• _Extracted records_:
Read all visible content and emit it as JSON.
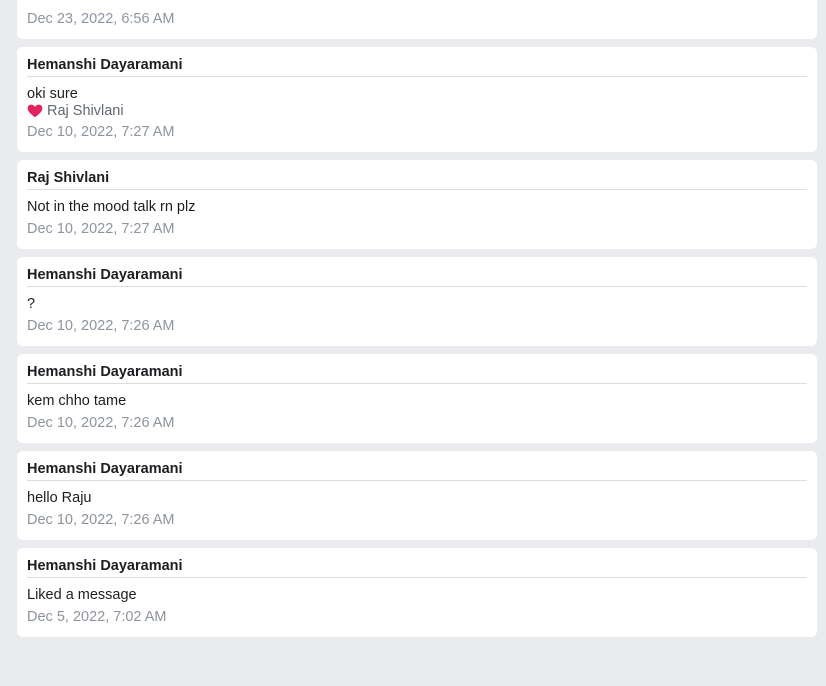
{
  "colors": {
    "page_background": "#e9ebee",
    "card_background": "#ffffff",
    "timestamp": "#8d949e",
    "heart": "#e0245e"
  },
  "messages": [
    {
      "timestamp": "Dec 23, 2022, 6:56 AM"
    },
    {
      "sender": "Hemanshi Dayaramani",
      "content": "oki sure",
      "reaction": {
        "icon": "heart-icon",
        "user": "Raj Shivlani"
      },
      "timestamp": "Dec 10, 2022, 7:27 AM"
    },
    {
      "sender": "Raj Shivlani",
      "content": "Not in the mood talk rn plz",
      "timestamp": "Dec 10, 2022, 7:27 AM"
    },
    {
      "sender": "Hemanshi Dayaramani",
      "content": "?",
      "timestamp": "Dec 10, 2022, 7:26 AM"
    },
    {
      "sender": "Hemanshi Dayaramani",
      "content": "kem chho tame",
      "timestamp": "Dec 10, 2022, 7:26 AM"
    },
    {
      "sender": "Hemanshi Dayaramani",
      "content": "hello Raju",
      "timestamp": "Dec 10, 2022, 7:26 AM"
    },
    {
      "sender": "Hemanshi Dayaramani",
      "content": "Liked a message",
      "timestamp": "Dec 5, 2022, 7:02 AM"
    }
  ]
}
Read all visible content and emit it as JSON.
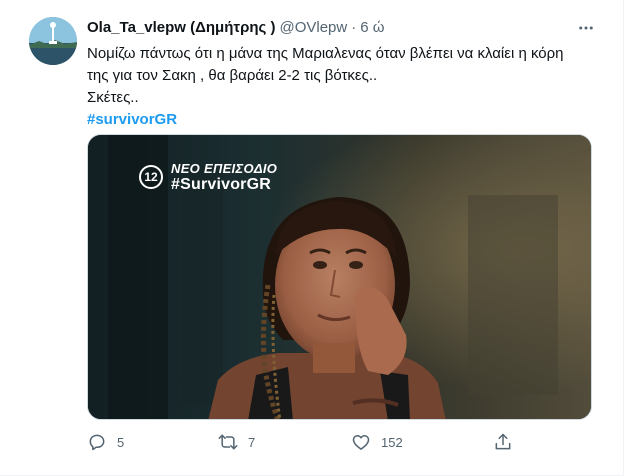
{
  "tweet": {
    "display_name": "Ola_Ta_vlepw (Δημήτρης )",
    "handle": "@OVlepw",
    "separator": "·",
    "time": "6 ώ",
    "text_lines": [
      "Νομίζω πάντως ότι η μάνα της Μαριαλενας όταν βλέπει να κλαίει η κόρη",
      "της για τον Σακη , θα βαράει 2-2 τις βότκες..",
      "Σκέτες.."
    ],
    "hashtag": "#survivorGR"
  },
  "media": {
    "channel_logo": "12",
    "overlay_title": "ΝΕΟ ΕΠΕΙΣΟΔΙΟ",
    "overlay_tag": "#SurvivorGR"
  },
  "actions": {
    "reply_count": "5",
    "retweet_count": "7",
    "like_count": "152"
  },
  "icons": {
    "more": "more-icon",
    "reply": "reply-icon",
    "retweet": "retweet-icon",
    "like": "like-icon",
    "share": "share-icon"
  },
  "colors": {
    "text": "#0f1419",
    "secondary": "#536471",
    "link": "#1d9bf0",
    "border": "#cfd9de"
  }
}
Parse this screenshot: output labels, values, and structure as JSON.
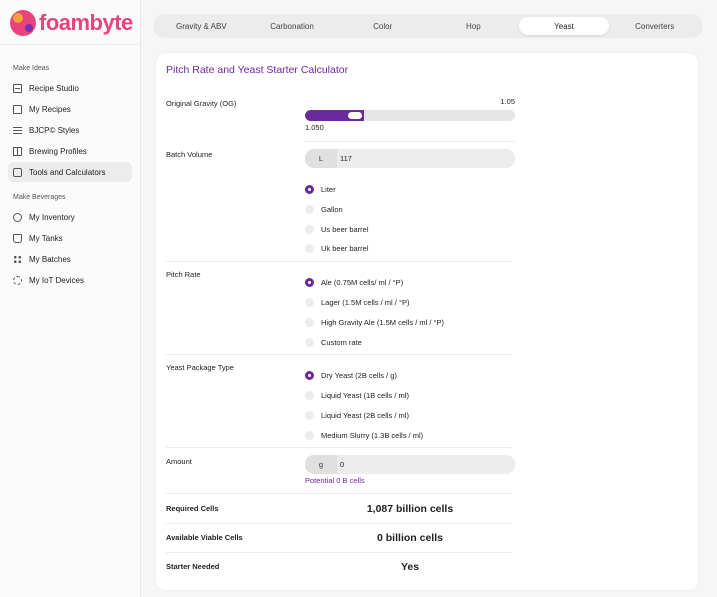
{
  "brand": {
    "name": "foambyte"
  },
  "sidebar": {
    "sections": [
      {
        "label": "Make Ideas"
      },
      {
        "label": "Make Beverages"
      }
    ],
    "items": [
      {
        "label": "Recipe Studio",
        "icon": "recipe-icon"
      },
      {
        "label": "My Recipes",
        "icon": "recipes-icon"
      },
      {
        "label": "BJCP© Styles",
        "icon": "styles-list-icon"
      },
      {
        "label": "Brewing Profiles",
        "icon": "profiles-icon"
      },
      {
        "label": "Tools and Calculators",
        "icon": "tools-icon",
        "active": true
      },
      {
        "label": "My Inventory",
        "icon": "inventory-icon"
      },
      {
        "label": "My Tanks",
        "icon": "tanks-icon"
      },
      {
        "label": "My Batches",
        "icon": "batches-icon"
      },
      {
        "label": "My IoT Devices",
        "icon": "iot-icon"
      }
    ]
  },
  "tabs": [
    {
      "label": "Gravity & ABV"
    },
    {
      "label": "Carbonation"
    },
    {
      "label": "Color"
    },
    {
      "label": "Hop"
    },
    {
      "label": "Yeast",
      "active": true
    },
    {
      "label": "Converters"
    }
  ],
  "calculator": {
    "title": "Pitch Rate and Yeast Starter Calculator",
    "og": {
      "label": "Original Gravity (OG)",
      "max_label": "1.05",
      "value": "1.050",
      "fill_fraction": 0.28
    },
    "batch_volume": {
      "label": "Batch Volume",
      "unit": "L",
      "value": "117",
      "options": [
        "Liter",
        "Gallon",
        "Us beer barrel",
        "Uk beer barrel"
      ],
      "selected": 0
    },
    "pitch_rate": {
      "label": "Pitch Rate",
      "options": [
        "Ale (0.75M cells/ ml / °P)",
        "Lager (1.5M cells / ml / °P)",
        "High Gravity Ale (1.5M cells / ml / °P)",
        "Custom rate"
      ],
      "selected": 0
    },
    "yeast_package": {
      "label": "Yeast Package Type",
      "options": [
        "Dry Yeast (2B cells / g)",
        "Liquid Yeast (1B cells / ml)",
        "Liquid Yeast (2B cells / ml)",
        "Medium Slurry (1.3B cells / ml)"
      ],
      "selected": 0
    },
    "amount": {
      "label": "Amount",
      "unit": "g",
      "value": "0",
      "potential": "Potential 0 B cells"
    },
    "results": [
      {
        "label": "Required Cells",
        "value": "1,087 billion cells"
      },
      {
        "label": "Available Viable Cells",
        "value": "0 billion cells"
      },
      {
        "label": "Starter Needed",
        "value": "Yes"
      }
    ]
  }
}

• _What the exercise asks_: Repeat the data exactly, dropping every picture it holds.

• _Exercise output_:
Read all visible content and emit it as JSON.
{
  "colors": {
    "page_background": "#e9ebee",
    "card_background": "#ffffff",
    "timestamp": "#8d949e",
    "heart": "#e0245e"
  },
  "messages": [
    {
      "timestamp": "Dec 23, 2022, 6:56 AM"
    },
    {
      "sender": "Hemanshi Dayaramani",
      "content": "oki sure",
      "reaction": {
        "icon": "heart-icon",
        "user": "Raj Shivlani"
      },
      "timestamp": "Dec 10, 2022, 7:27 AM"
    },
    {
      "sender": "Raj Shivlani",
      "content": "Not in the mood talk rn plz",
      "timestamp": "Dec 10, 2022, 7:27 AM"
    },
    {
      "sender": "Hemanshi Dayaramani",
      "content": "?",
      "timestamp": "Dec 10, 2022, 7:26 AM"
    },
    {
      "sender": "Hemanshi Dayaramani",
      "content": "kem chho tame",
      "timestamp": "Dec 10, 2022, 7:26 AM"
    },
    {
      "sender": "Hemanshi Dayaramani",
      "content": "hello Raju",
      "timestamp": "Dec 10, 2022, 7:26 AM"
    },
    {
      "sender": "Hemanshi Dayaramani",
      "content": "Liked a message",
      "timestamp": "Dec 5, 2022, 7:02 AM"
    }
  ]
}
Read all visible content and emit it as JSON.
{
  "tweet": {
    "display_name": "Ola_Ta_vlepw (Δημήτρης )",
    "handle": "@OVlepw",
    "separator": "·",
    "time": "6 ώ",
    "text_lines": [
      "Νομίζω πάντως ότι η μάνα της Μαριαλενας όταν βλέπει να κλαίει η κόρη",
      "της για τον Σακη , θα βαράει 2-2 τις βότκες..",
      "Σκέτες.."
    ],
    "hashtag": "#survivorGR"
  },
  "media": {
    "channel_logo": "12",
    "overlay_title": "ΝΕΟ ΕΠΕΙΣΟΔΙΟ",
    "overlay_tag": "#SurvivorGR"
  },
  "actions": {
    "reply_count": "5",
    "retweet_count": "7",
    "like_count": "152"
  },
  "icons": {
    "more": "more-icon",
    "reply": "reply-icon",
    "retweet": "retweet-icon",
    "like": "like-icon",
    "share": "share-icon"
  },
  "colors": {
    "text": "#0f1419",
    "secondary": "#536471",
    "link": "#1d9bf0",
    "border": "#cfd9de"
  }
}
Parse this screenshot: output labels, values, and structure as JSON.
{
  "brand": {
    "name": "foambyte"
  },
  "sidebar": {
    "sections": [
      {
        "label": "Make Ideas"
      },
      {
        "label": "Make Beverages"
      }
    ],
    "items": [
      {
        "label": "Recipe Studio",
        "icon": "recipe-icon"
      },
      {
        "label": "My Recipes",
        "icon": "recipes-icon"
      },
      {
        "label": "BJCP© Styles",
        "icon": "styles-list-icon"
      },
      {
        "label": "Brewing Profiles",
        "icon": "profiles-icon"
      },
      {
        "label": "Tools and Calculators",
        "icon": "tools-icon",
        "active": true
      },
      {
        "label": "My Inventory",
        "icon": "inventory-icon"
      },
      {
        "label": "My Tanks",
        "icon": "tanks-icon"
      },
      {
        "label": "My Batches",
        "icon": "batches-icon"
      },
      {
        "label": "My IoT Devices",
        "icon": "iot-icon"
      }
    ]
  },
  "tabs": [
    {
      "label": "Gravity & ABV"
    },
    {
      "label": "Carbonation"
    },
    {
      "label": "Color"
    },
    {
      "label": "Hop"
    },
    {
      "label": "Yeast",
      "active": true
    },
    {
      "label": "Converters"
    }
  ],
  "calculator": {
    "title": "Pitch Rate and Yeast Starter Calculator",
    "og": {
      "label": "Original Gravity (OG)",
      "max_label": "1.05",
      "value": "1.050",
      "fill_fraction": 0.28
    },
    "batch_volume": {
      "label": "Batch Volume",
      "unit": "L",
      "value": "117",
      "options": [
        "Liter",
        "Gallon",
        "Us beer barrel",
        "Uk beer barrel"
      ],
      "selected": 0
    },
    "pitch_rate": {
      "label": "Pitch Rate",
      "options": [
        "Ale (0.75M cells/ ml / °P)",
        "Lager (1.5M cells / ml / °P)",
        "High Gravity Ale (1.5M cells / ml / °P)",
        "Custom rate"
      ],
      "selected": 0
    },
    "yeast_package": {
      "label": "Yeast Package Type",
      "options": [
        "Dry Yeast (2B cells / g)",
        "Liquid Yeast (1B cells / ml)",
        "Liquid Yeast (2B cells / ml)",
        "Medium Slurry (1.3B cells / ml)"
      ],
      "selected": 0
    },
    "amount": {
      "label": "Amount",
      "unit": "g",
      "value": "0",
      "potential": "Potential 0 B cells"
    },
    "results": [
      {
        "label": "Required Cells",
        "value": "1,087 billion cells"
      },
      {
        "label": "Available Viable Cells",
        "value": "0 billion cells"
      },
      {
        "label": "Starter Needed",
        "value": "Yes"
      }
    ]
  }
}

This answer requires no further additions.